▶ About this task: Show all lines below holding the string "link".

▶ Supplied records:
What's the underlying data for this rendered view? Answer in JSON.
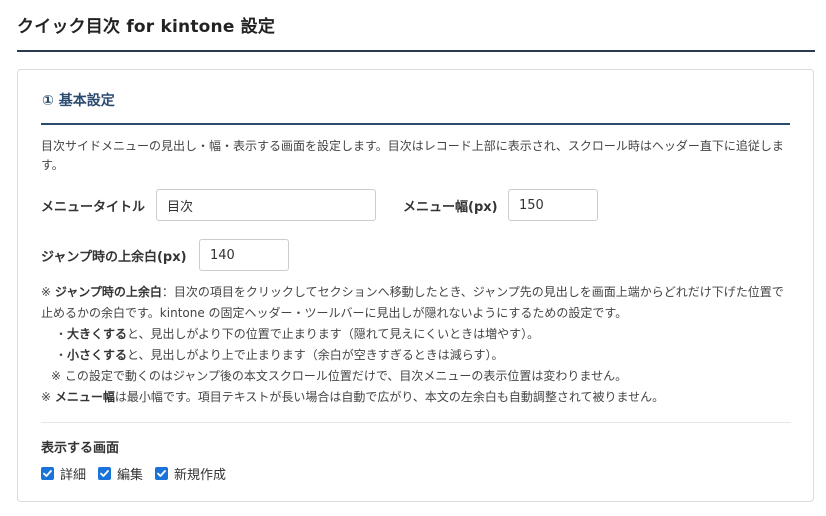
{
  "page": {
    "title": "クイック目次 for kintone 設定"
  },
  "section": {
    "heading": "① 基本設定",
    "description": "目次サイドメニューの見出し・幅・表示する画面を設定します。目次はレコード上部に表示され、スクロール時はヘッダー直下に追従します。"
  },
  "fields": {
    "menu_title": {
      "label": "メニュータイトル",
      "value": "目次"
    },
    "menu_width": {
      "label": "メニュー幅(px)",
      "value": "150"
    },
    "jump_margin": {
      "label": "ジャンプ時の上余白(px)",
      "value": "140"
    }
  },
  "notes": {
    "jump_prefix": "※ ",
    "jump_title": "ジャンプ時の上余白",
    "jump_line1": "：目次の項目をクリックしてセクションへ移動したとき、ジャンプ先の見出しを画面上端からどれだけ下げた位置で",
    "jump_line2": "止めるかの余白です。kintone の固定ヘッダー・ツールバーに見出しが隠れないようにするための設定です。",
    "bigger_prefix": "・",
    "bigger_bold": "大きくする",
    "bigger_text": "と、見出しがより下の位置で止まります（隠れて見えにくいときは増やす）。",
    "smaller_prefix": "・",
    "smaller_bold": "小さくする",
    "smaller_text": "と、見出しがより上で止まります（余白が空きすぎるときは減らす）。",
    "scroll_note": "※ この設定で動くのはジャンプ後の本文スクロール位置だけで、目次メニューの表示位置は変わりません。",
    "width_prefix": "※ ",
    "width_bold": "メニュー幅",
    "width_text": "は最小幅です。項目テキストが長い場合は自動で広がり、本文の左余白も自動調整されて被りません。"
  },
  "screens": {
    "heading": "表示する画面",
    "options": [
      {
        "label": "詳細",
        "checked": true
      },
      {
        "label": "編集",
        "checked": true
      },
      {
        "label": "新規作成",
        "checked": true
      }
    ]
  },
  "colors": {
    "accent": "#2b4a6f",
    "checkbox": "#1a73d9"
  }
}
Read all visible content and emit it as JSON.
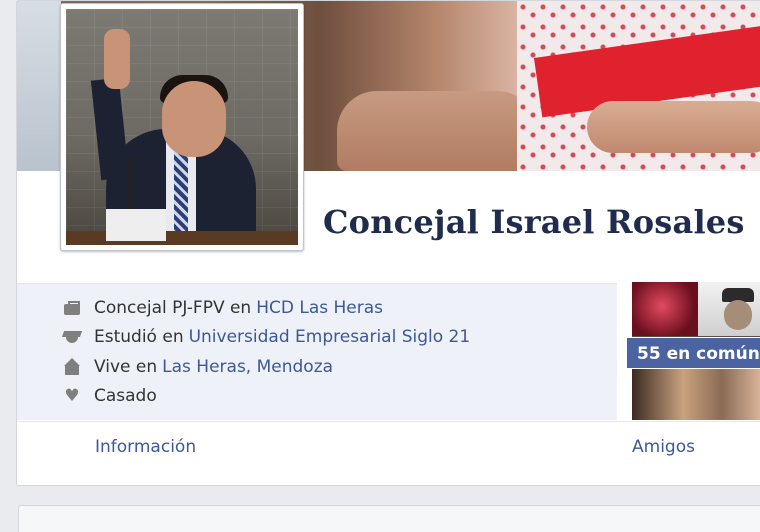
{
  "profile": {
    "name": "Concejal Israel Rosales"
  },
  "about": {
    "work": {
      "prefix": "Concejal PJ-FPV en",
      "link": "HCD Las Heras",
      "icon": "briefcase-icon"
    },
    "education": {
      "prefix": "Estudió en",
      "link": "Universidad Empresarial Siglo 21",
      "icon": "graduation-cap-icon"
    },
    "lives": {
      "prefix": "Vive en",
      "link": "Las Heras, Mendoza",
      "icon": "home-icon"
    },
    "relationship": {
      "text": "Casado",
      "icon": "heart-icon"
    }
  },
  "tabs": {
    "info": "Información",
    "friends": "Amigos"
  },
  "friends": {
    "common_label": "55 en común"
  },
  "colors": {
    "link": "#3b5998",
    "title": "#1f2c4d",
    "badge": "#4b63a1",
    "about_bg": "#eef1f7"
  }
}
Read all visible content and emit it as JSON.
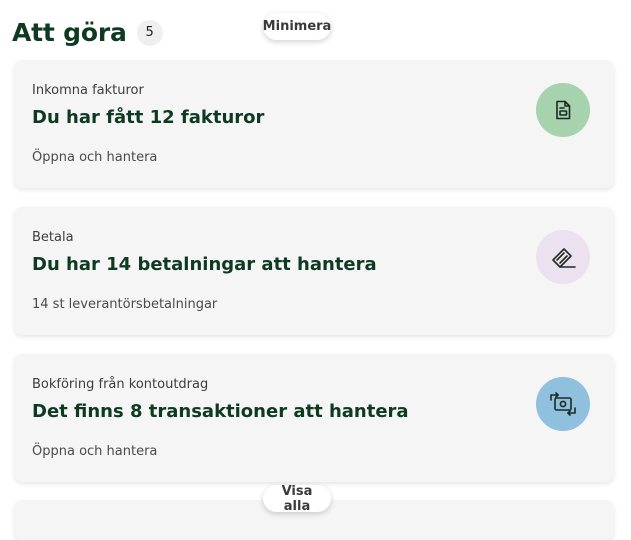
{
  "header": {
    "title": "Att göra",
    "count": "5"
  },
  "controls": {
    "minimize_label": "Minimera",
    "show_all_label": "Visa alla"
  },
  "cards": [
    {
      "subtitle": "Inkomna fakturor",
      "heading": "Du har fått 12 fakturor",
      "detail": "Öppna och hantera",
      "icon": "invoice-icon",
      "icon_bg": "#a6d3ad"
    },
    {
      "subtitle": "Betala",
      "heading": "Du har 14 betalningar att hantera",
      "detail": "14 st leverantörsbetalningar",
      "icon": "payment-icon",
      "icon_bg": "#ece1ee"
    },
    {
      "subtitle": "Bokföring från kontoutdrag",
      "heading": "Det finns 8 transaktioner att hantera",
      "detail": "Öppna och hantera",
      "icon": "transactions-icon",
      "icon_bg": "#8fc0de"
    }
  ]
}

▶ Result:
      "link": "HCD Las Heras",
      "link": "Universidad Empresarial Siglo 21",
      "link": "Las Heras, Mendoza",
    "link": "#3b5998",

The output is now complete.